Since August of this year, the SEC has settled with a number of blockchain-related companies through fines. In this case, the suspect Reggie Middleton can settle the fine and reach a settlement with the SEC without acknowledging and denying the SEC's allegations and abandoning the appeal.
On August 9, blockchain project PlexCorps (aka PlexCoin) paid $4.56 million in fines and $350,000 in interest to settle the settlement with the SEC. In addition, PlexCorps project sponsors Lacroix and Paradis-Royer were fined $1 million. Under the settlement agreement, Lacroix and Paradis-Royer agreed not to participate in securities sales.

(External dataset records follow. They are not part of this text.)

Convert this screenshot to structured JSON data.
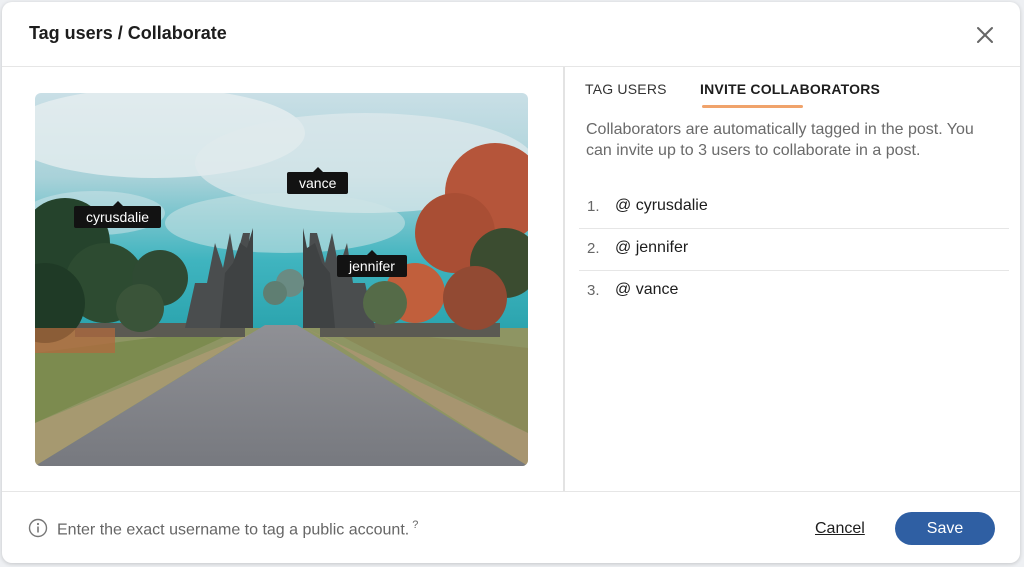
{
  "header": {
    "title": "Tag users / Collaborate",
    "close_icon": "close-icon"
  },
  "photo": {
    "tags": [
      {
        "username": "cyrusdalie"
      },
      {
        "username": "vance"
      },
      {
        "username": "jennifer"
      }
    ]
  },
  "tabs": [
    {
      "label": "TAG USERS",
      "active": false
    },
    {
      "label": "INVITE COLLABORATORS",
      "active": true
    }
  ],
  "invite": {
    "description": "Collaborators are automatically tagged in the post. You can invite up to 3 users to collaborate in a post.",
    "collaborators": [
      {
        "number": "1.",
        "name": "@ cyrusdalie"
      },
      {
        "number": "2.",
        "name": "@ jennifer"
      },
      {
        "number": "3.",
        "name": "@ vance"
      }
    ]
  },
  "footer": {
    "info_icon": "info-icon",
    "hint": "Enter the exact username to tag a public account.",
    "hint_marker": "?",
    "cancel_label": "Cancel",
    "save_label": "Save"
  },
  "colors": {
    "accent_tab": "#f0a36b",
    "save_button": "#2f5fa3",
    "tag_bg": "#121212"
  }
}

In December 2017, the SEC filed a lawsuit against the PlexCorps project and its sponsor, Dominic Lacroix, in the federal court in Brooklyn, New York, alleging that both sold securities named PlexCoin to investors in the US and elsewhere on the Internet, claiming PlexCoin investors. It will generate 1,354% of profits in one month. The SEC also said that Labrix partner Sabrina Paradis-Royer is also related to the plan.
On August 21st, cryptocurrency rating agency ICO Rating agreed to pay $269,000 to settle a settlement with the SEC. The SEC has alleged that ICO Rating did not disclose the compensation paid for the rating recommendation of the cryptocurrency project party.